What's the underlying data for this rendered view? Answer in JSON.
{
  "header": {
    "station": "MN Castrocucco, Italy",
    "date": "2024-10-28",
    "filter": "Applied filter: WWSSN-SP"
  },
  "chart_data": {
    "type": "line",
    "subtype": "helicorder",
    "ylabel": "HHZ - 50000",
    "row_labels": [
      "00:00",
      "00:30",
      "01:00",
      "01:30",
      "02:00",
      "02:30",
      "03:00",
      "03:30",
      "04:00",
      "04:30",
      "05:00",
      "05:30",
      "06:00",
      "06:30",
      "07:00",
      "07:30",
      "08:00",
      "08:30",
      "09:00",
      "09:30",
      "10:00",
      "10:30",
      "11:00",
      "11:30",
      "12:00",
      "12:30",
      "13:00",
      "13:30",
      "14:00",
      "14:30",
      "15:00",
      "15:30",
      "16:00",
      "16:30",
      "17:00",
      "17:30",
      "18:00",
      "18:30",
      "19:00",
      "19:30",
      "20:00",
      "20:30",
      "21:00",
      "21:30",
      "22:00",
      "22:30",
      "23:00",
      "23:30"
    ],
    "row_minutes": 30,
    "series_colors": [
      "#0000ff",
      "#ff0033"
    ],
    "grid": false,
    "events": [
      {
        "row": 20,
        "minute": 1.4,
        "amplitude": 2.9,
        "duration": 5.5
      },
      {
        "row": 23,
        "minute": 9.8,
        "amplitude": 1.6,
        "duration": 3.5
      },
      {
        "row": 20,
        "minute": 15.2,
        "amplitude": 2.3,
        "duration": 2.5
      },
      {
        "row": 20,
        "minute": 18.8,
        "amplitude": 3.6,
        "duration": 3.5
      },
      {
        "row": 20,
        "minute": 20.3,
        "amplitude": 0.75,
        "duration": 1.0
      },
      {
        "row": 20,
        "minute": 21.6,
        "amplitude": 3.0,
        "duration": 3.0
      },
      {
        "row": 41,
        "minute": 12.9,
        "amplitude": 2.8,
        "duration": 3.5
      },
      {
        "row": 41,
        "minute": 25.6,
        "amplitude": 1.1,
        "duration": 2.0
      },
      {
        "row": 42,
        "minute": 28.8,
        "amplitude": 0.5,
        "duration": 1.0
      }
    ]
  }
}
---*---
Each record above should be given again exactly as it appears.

What's the underlying data for this rendered view? Answer in JSON.
{
  "header": {
    "station": "MN Castrocucco, Italy",
    "date": "2024-10-28",
    "filter": "Applied filter: WWSSN-SP"
  },
  "chart_data": {
    "type": "line",
    "subtype": "helicorder",
    "ylabel": "HHZ - 50000",
    "row_labels": [
      "00:00",
      "00:30",
      "01:00",
      "01:30",
      "02:00",
      "02:30",
      "03:00",
      "03:30",
      "04:00",
      "04:30",
      "05:00",
      "05:30",
      "06:00",
      "06:30",
      "07:00",
      "07:30",
      "08:00",
      "08:30",
      "09:00",
      "09:30",
      "10:00",
      "10:30",
      "11:00",
      "11:30",
      "12:00",
      "12:30",
      "13:00",
      "13:30",
      "14:00",
      "14:30",
      "15:00",
      "15:30",
      "16:00",
      "16:30",
      "17:00",
      "17:30",
      "18:00",
      "18:30",
      "19:00",
      "19:30",
      "20:00",
      "20:30",
      "21:00",
      "21:30",
      "22:00",
      "22:30",
      "23:00",
      "23:30"
    ],
    "row_minutes": 30,
    "series_colors": [
      "#0000ff",
      "#ff0033"
    ],
    "grid": false,
    "events": [
      {
        "row": 20,
        "minute": 1.4,
        "amplitude": 2.9,
        "duration": 5.5
      },
      {
        "row": 23,
        "minute": 9.8,
        "amplitude": 1.6,
        "duration": 3.5
      },
      {
        "row": 20,
        "minute": 15.2,
        "amplitude": 2.3,
        "duration": 2.5
      },
      {
        "row": 20,
        "minute": 18.8,
        "amplitude": 3.6,
        "duration": 3.5
      },
      {
        "row": 20,
        "minute": 20.3,
        "amplitude": 0.75,
        "duration": 1.0
      },
      {
        "row": 20,
        "minute": 21.6,
        "amplitude": 3.0,
        "duration": 3.0
      },
      {
        "row": 41,
        "minute": 12.9,
        "amplitude": 2.8,
        "duration": 3.5
      },
      {
        "row": 41,
        "minute": 25.6,
        "amplitude": 1.1,
        "duration": 2.0
      },
      {
        "row": 42,
        "minute": 28.8,
        "amplitude": 0.5,
        "duration": 1.0
      }
    ]
  }
}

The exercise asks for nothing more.